    A proposal to overhaul Iowa's bottle bill is advancing in the Legislature. (Photo by Dennis Young via Pixabay)

    Lawmakers met Tuesday morning, in the dwindling days of the 2021 legislative session, to discuss a years-long headache: the bottle bill.

    The most recent proposal for the legislation would allow some retailers to decline bottle and can returns if a redemption center is nearby. It would also introduce a civil penalty of up to $2,500 a day for any retailers, redemption centers or distributors that disobeyed the law. Those penalties would go toward a newly created “bottle bill fund,” used to continue administering and enforcing the program.

    A slate of lobbyists presented at Tuesday’s subcommittee, which focused primarily on the civil penalty. Beverage distributors asked for more clarity that distributors have ownership of the money from unredeemed cans and more private sector independence. Recycling advocates and the League of Women Voters asked for a higher handling fee.

    Brad Epperly of the Iowa Grocery Industry Association was supportive of the civil penalty, but noted that grocery stores ultimately “want out” of the mandatory redemption program.

    “We’re fighting a losing battle here,” Epperly said.

    Lawmakers voted 2-1 to advance the bill.

    “I think the fund is a good thing,” Rep. Jacob Bossman, R-Sioux City, said. “The fines will go into the fund, it will hopefully be a self-sustaining entity.”

    It’s unclear whether the proposal will make it into law this year, as lawmakers are working to wrap up the legislative session. The bottle bill proposal needs to make it through the House Appropriations committee, a House floor debate and the Senate to pass.

    Senate Majority Leader Jack Whitver, R-Ankeny, said in early April that it would likely be “difficult” to solve the bottle bill issue during this session.

    “We haven’t got a whole lot closer than we were in January,” Whitver told Iowa Press on April 9. “But in January, it was far as it has ever been.”

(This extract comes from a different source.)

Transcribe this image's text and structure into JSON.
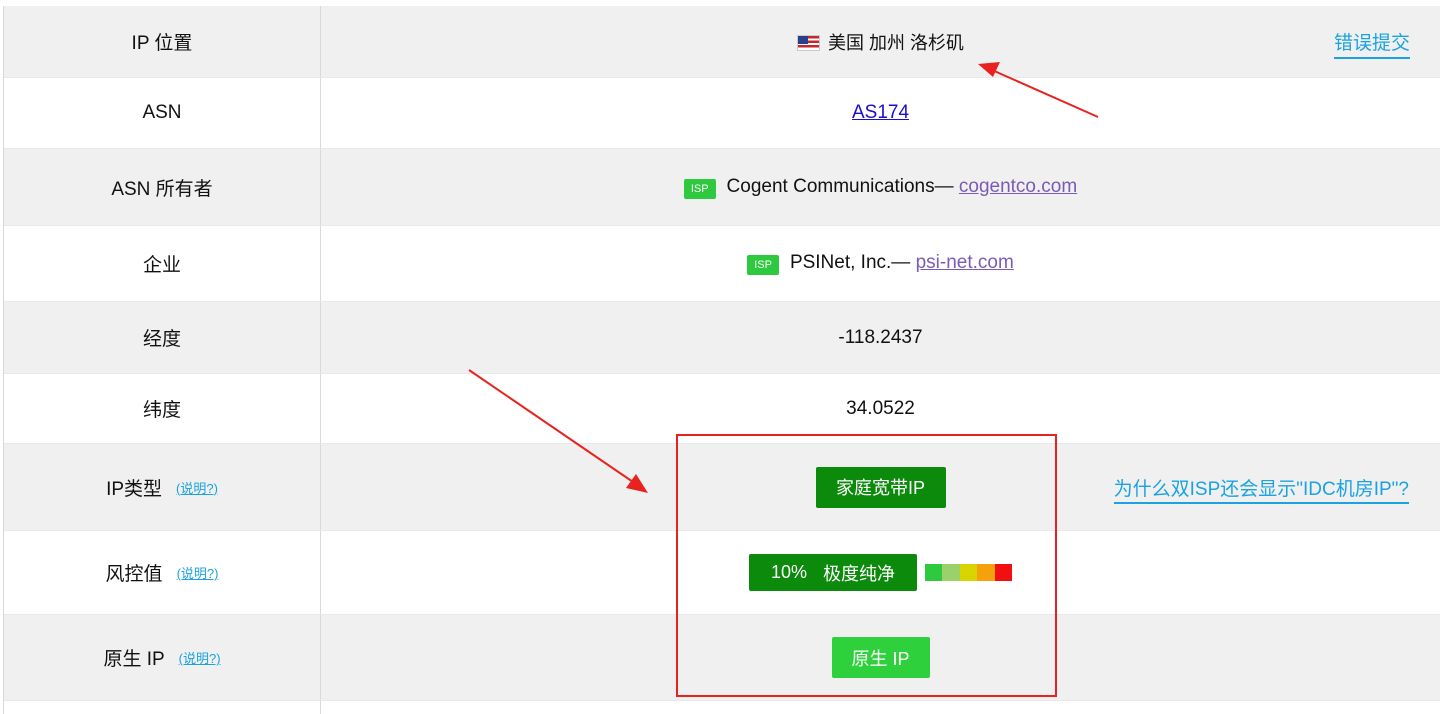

    Katie Akin
    Reporter Katie Akin began her career as an intern at PolitiFact, debunking viral fake news and fact-checking state and national politicians. She moved to Iowa in 2019 for a politics internship at the Des Moines Register, where she assisted with Iowa Caucus coverage, multimedia projects and the Register’s Iowa Poll. She became the Register’s retail reporter in early 2020, chronicling the impact of the COVID-19 pandemic on Central Iowa’s restaurants and retailers.